As hordes of year 12 students descend on Schoolies events around the country, one young man is celebrating graduation without any peers.
Travis Kennell, who was born and raised on the remote Groote Eylandt township of Angurugu, has just completed year 12.
And it is a landmark achievement for his small island community.
Although many locals have completed their education at mainland boarding schools, Travis is believed to be the first Angurugu local in generations to complete year 12 on the island.
It was only possible with a daily 18-kilometre commute to the nearby community of Alyangula, as the local school only offers vocational courses.
Travis completed his high school certificate by distance education and his computer was his only classroom companion.
"Sometimes I'd find it hard just to keep focused and work," he told ABC Radio Darwin's Kate O'Toole.
He enlisted the help of teacher Melissa Moore when he needed to.
"I guess I was a contact between the NT School of Distance Education and our school here, liaising with his teachers, checking in that he got what he needed, nagging when he hadn't," Ms Moore said.
Bucking the trend
Poor attendance rates have continued to dog the Northern Territory's remote schools.
Tabby Fudge from the NT Council of Government Schools estimated school completion rates for Indigenous students was less than half of those of their non-Indigenous peers.
"You've got the cultural obligations and responsibilities that must take priority, English as a second or often even third or fourth language, and then transport to school can be a challenge."
There were times when Travis thought he might succumb to some of these challenges and barriers and not complete his senior year.
Then the death of a grandmother nearly derailed his plans to graduate.
"I kind of took a couple of days off for the funeral and all that, and I kind of got real sick afterwards as well," he said.
"I wanted to prove to my siblings that you can do anything if you put your mind to it."
A role model for kids in the community
Now he has completed year 12, schoolchildren in Angurugu think of Travis as a role model.
"I can't emphasise enough that it doesn't matter where you live, what background you have, what your family's histories or past or skeletons are, you can achieve whatever you put your mind to."
Ms Moore said she was investigating career pathways that would make use of Travis's skillset.

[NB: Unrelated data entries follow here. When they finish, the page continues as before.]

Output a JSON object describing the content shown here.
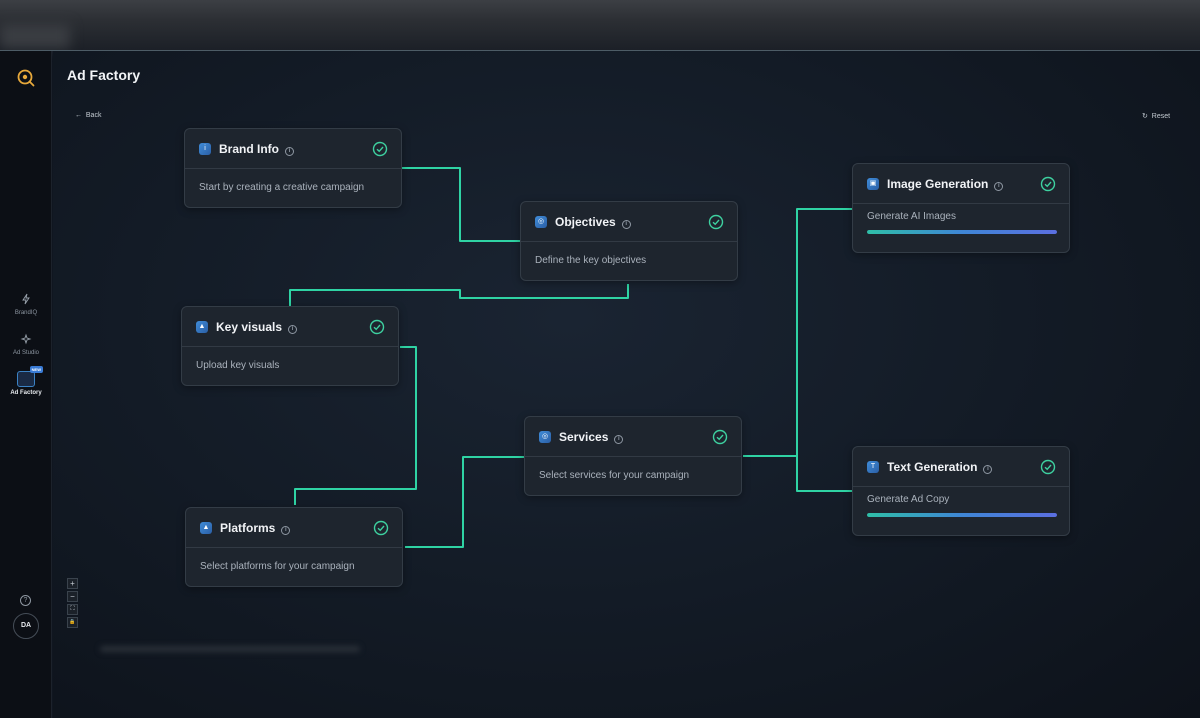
{
  "app": {
    "title": "Ad Factory"
  },
  "sidebar": {
    "items": [
      {
        "label": "BrandIQ",
        "icon": "lightning-icon"
      },
      {
        "label": "Ad Studio",
        "icon": "sparkle-icon"
      },
      {
        "label": "Ad Factory",
        "icon": "factory-icon",
        "badge": "NEW",
        "active": true
      }
    ],
    "avatar": "DA"
  },
  "toolbar": {
    "back_label": "Back",
    "reset_label": "Reset"
  },
  "nodes": {
    "brand_info": {
      "title": "Brand Info",
      "desc": "Start by creating a creative campaign",
      "status": "complete"
    },
    "objectives": {
      "title": "Objectives",
      "desc": "Define the key objectives",
      "status": "complete"
    },
    "key_visuals": {
      "title": "Key visuals",
      "desc": "Upload key visuals",
      "status": "complete"
    },
    "platforms": {
      "title": "Platforms",
      "desc": "Select platforms for your campaign",
      "status": "complete"
    },
    "services": {
      "title": "Services",
      "desc": "Select services for your campaign",
      "status": "complete"
    },
    "image_generation": {
      "title": "Image Generation",
      "desc": "Generate AI Images",
      "status": "complete",
      "progress": 1.0
    },
    "text_generation": {
      "title": "Text Generation",
      "desc": "Generate Ad Copy",
      "status": "complete",
      "progress": 1.0
    }
  },
  "zoom_controls": [
    "+",
    "−",
    "⛶",
    "🔒"
  ],
  "colors": {
    "wire": "#2fd3a4",
    "check": "#3ed1a0",
    "accent": "#3f86d6",
    "background": "#101620"
  }
}
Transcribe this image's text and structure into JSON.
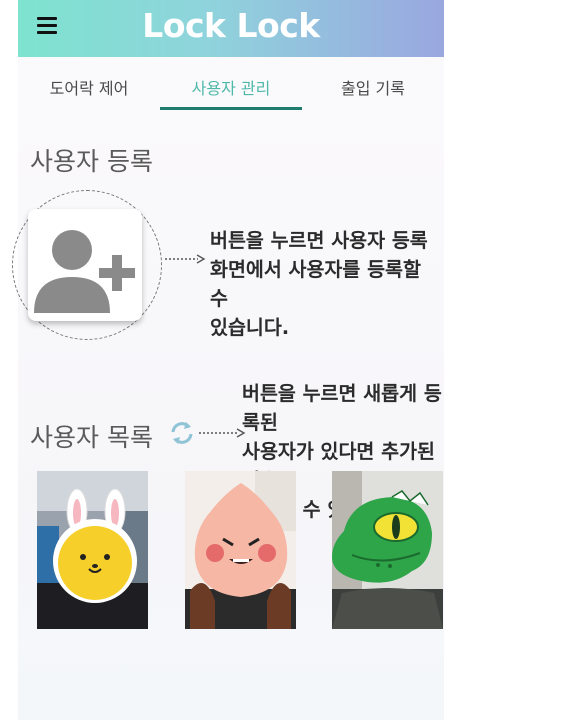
{
  "header": {
    "title": "Lock Lock",
    "menu_icon": "hamburger-menu-icon",
    "gradient_start": "#7ee3cf",
    "gradient_end": "#9aa7e0"
  },
  "tabs": [
    {
      "label": "도어락 제어",
      "active": false
    },
    {
      "label": "사용자 관리",
      "active": true
    },
    {
      "label": "출입 기록",
      "active": false
    }
  ],
  "accent_color": "#4fb9a9",
  "register": {
    "title": "사용자 등록",
    "button_icon": "add-user-icon",
    "annotation_lines": [
      "버튼을 누르면 사용자 등록",
      "화면에서 사용자를 등록할 수",
      "있습니다."
    ]
  },
  "user_list": {
    "title": "사용자 목록",
    "refresh_icon": "refresh-icon",
    "annotation_lines": [
      "버튼을 누르면 새롭게 등록된",
      "사용자가 있다면 추가된 것을",
      "확인할 수 있습니다."
    ],
    "photos": [
      {
        "icon": "yellow-bunny-character-face-icon"
      },
      {
        "icon": "peach-character-face-icon"
      },
      {
        "icon": "green-crocodile-character-face-icon"
      }
    ]
  }
}
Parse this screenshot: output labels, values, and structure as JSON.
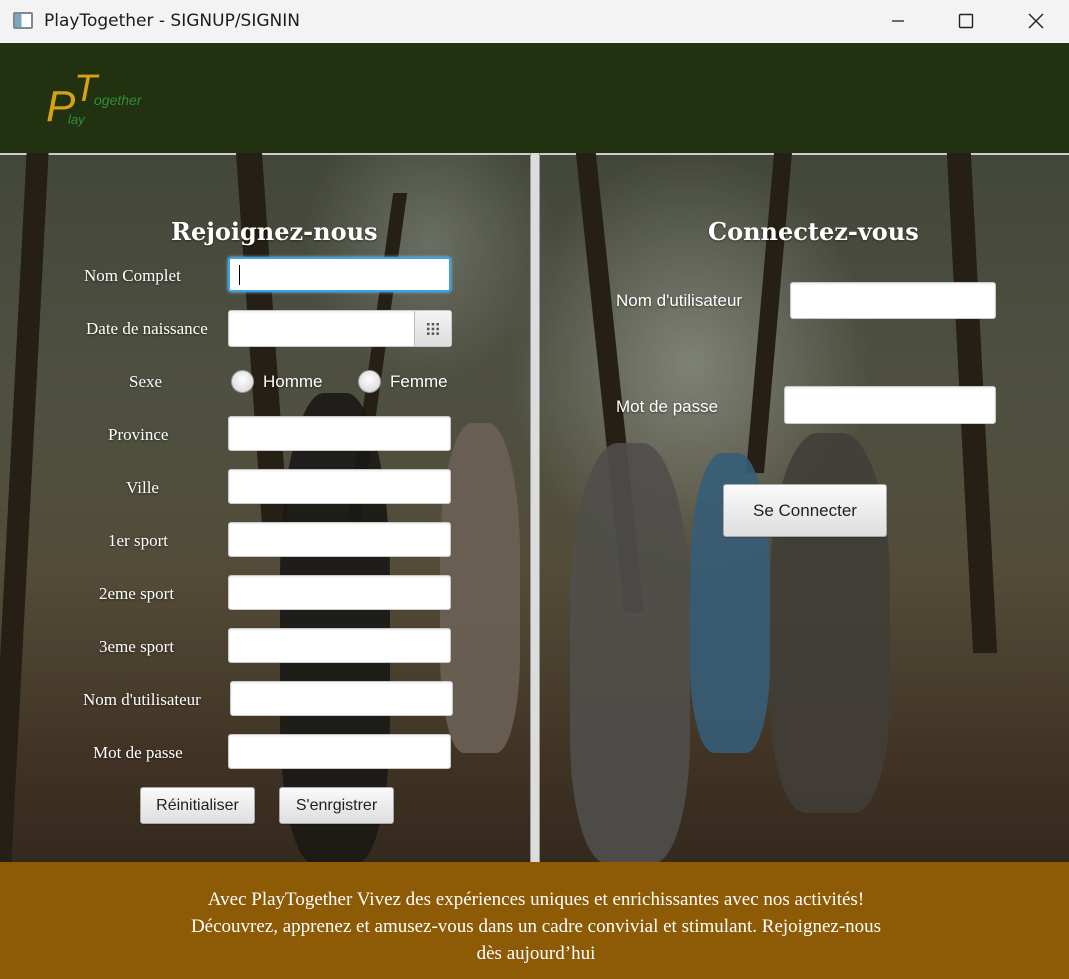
{
  "window": {
    "title": "PlayTogether - SIGNUP/SIGNIN"
  },
  "logo": {
    "big_p": "P",
    "big_t": "T",
    "small_lay": "lay",
    "small_ogether": "ogether",
    "colors": {
      "p": "#d7a016",
      "together": "#2f8f3a"
    }
  },
  "signup": {
    "heading": "Rejoignez-nous",
    "labels": {
      "full_name": "Nom Complet",
      "birth_date": "Date de naissance",
      "sex": "Sexe",
      "province": "Province",
      "city": "Ville",
      "sport1": "1er sport",
      "sport2": "2eme sport",
      "sport3": "3eme sport",
      "username": "Nom d'utilisateur",
      "password": "Mot de passe"
    },
    "values": {
      "full_name": "",
      "birth_date": "",
      "province": "",
      "city": "",
      "sport1": "",
      "sport2": "",
      "sport3": "",
      "username": "",
      "password": ""
    },
    "sex_options": {
      "male": "Homme",
      "female": "Femme"
    },
    "reset_label": "Réinitialiser",
    "register_label": "S'enrgistrer"
  },
  "signin": {
    "heading": "Connectez-vous",
    "labels": {
      "username": "Nom d'utilisateur",
      "password": "Mot de passe"
    },
    "values": {
      "username": "",
      "password": ""
    },
    "connect_label": "Se Connecter"
  },
  "footer": {
    "text": "Avec PlayTogether Vivez des expériences uniques et enrichissantes avec nos activités! Découvrez, apprenez et amusez-vous dans un cadre convivial et stimulant. Rejoignez-nous dès aujourd’hui"
  },
  "colors": {
    "header_bg": "#22310f",
    "footer_bg": "#8d5a05",
    "focus": "#3aa3e3"
  }
}
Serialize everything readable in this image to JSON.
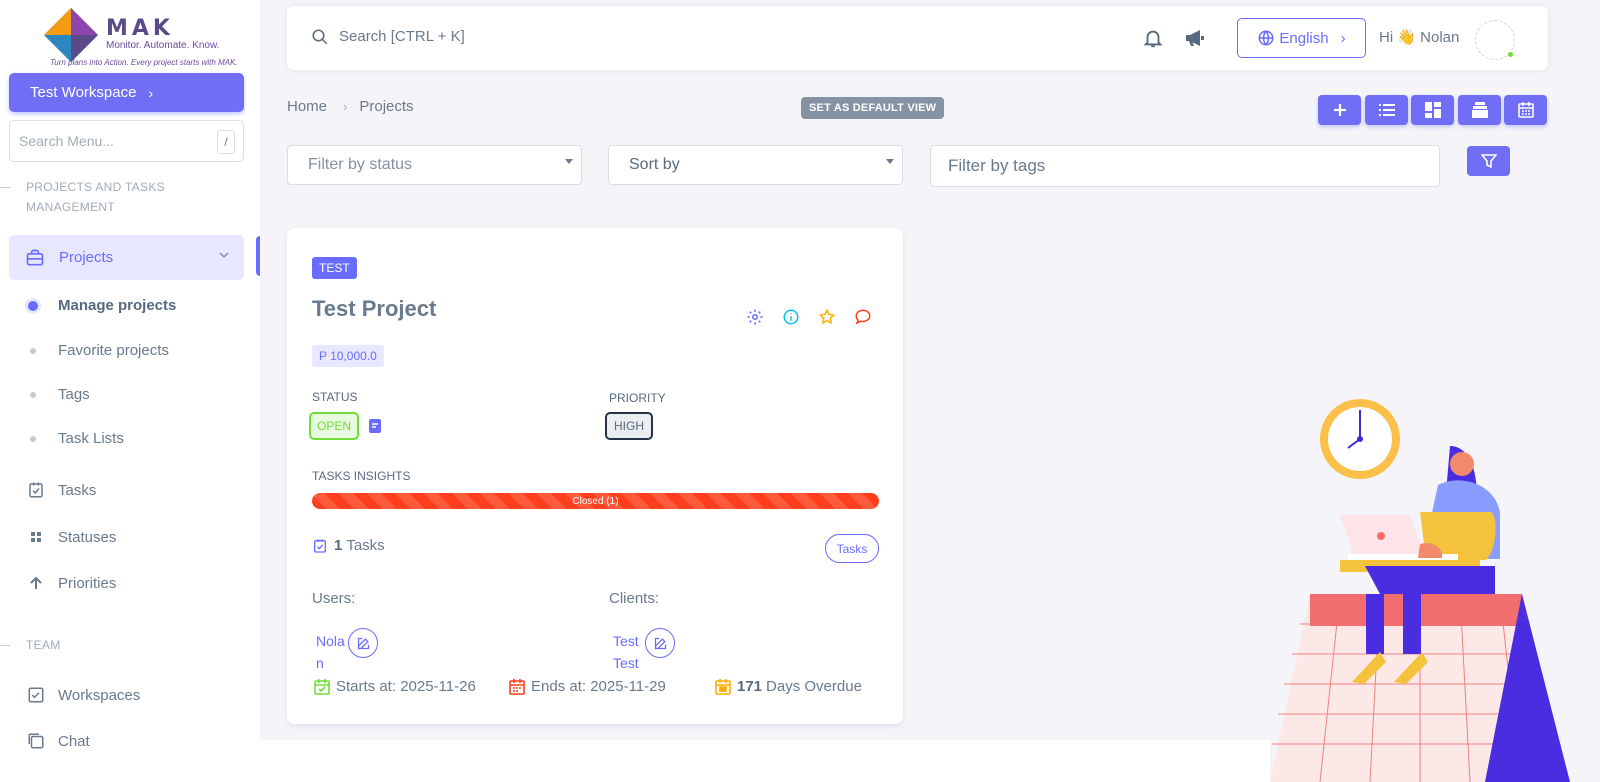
{
  "brand": {
    "name": "MAK",
    "subtitle": "Monitor. Automate. Know.",
    "tagline": "Turn plans into Action. Every project starts with MAK."
  },
  "sidebar": {
    "workspace_label": "Test Workspace",
    "search_placeholder": "Search Menu...",
    "search_shortcut": "/",
    "section_projects_line1": "PROJECTS AND TASKS",
    "section_projects_line2": "MANAGEMENT",
    "projects_label": "Projects",
    "sub_items": [
      "Manage projects",
      "Favorite projects",
      "Tags",
      "Task Lists"
    ],
    "items": [
      "Tasks",
      "Statuses",
      "Priorities"
    ],
    "section_team": "TEAM",
    "team_items": [
      "Workspaces",
      "Chat"
    ]
  },
  "navbar": {
    "search_placeholder": "Search [CTRL + K]",
    "language": "English",
    "greeting": "Hi 👋 Nolan"
  },
  "breadcrumb": {
    "home": "Home",
    "current": "Projects"
  },
  "toolbar": {
    "default_view": "SET AS DEFAULT VIEW"
  },
  "filters": {
    "status_placeholder": "Filter by status",
    "sort_placeholder": "Sort by",
    "tags_placeholder": "Filter by tags"
  },
  "project": {
    "tag": "TEST",
    "title": "Test Project",
    "budget": "P 10,000.0",
    "status_label": "STATUS",
    "status": "OPEN",
    "priority_label": "PRIORITY",
    "priority": "HIGH",
    "insights_label": "TASKS INSIGHTS",
    "progress_label": "Closed (1)",
    "progress_percent": 100,
    "tasks_count": "1",
    "tasks_word": "Tasks",
    "tasks_button": "Tasks",
    "users_label": "Users:",
    "clients_label": "Clients:",
    "user_alt": "Nolan",
    "client_alt": "Test Test",
    "starts_at": "Starts at: 2025-11-26",
    "ends_at": "Ends at: 2025-11-29",
    "overdue_days": "171",
    "overdue_text": "Days Overdue"
  },
  "colors": {
    "primary": "#696cff",
    "success": "#71dd37",
    "danger": "#ff3e1d",
    "warning": "#ffab00",
    "info": "#03c3ec"
  },
  "icons": [
    "search-icon",
    "bell-icon",
    "megaphone-icon",
    "globe-icon",
    "briefcase-icon",
    "task-icon",
    "grid-icon",
    "arrow-up-icon",
    "workspace-icon",
    "chat-icon",
    "gear-icon",
    "info-icon",
    "star-icon",
    "comment-icon",
    "note-icon",
    "calendar-icon",
    "filter-icon"
  ]
}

Asked what he wanted to do with his future, Travis said he wasn't sure.
He has also completed a Certificate II in Conservation in Land Management under the stewardship of local rangers and is keeping his options open.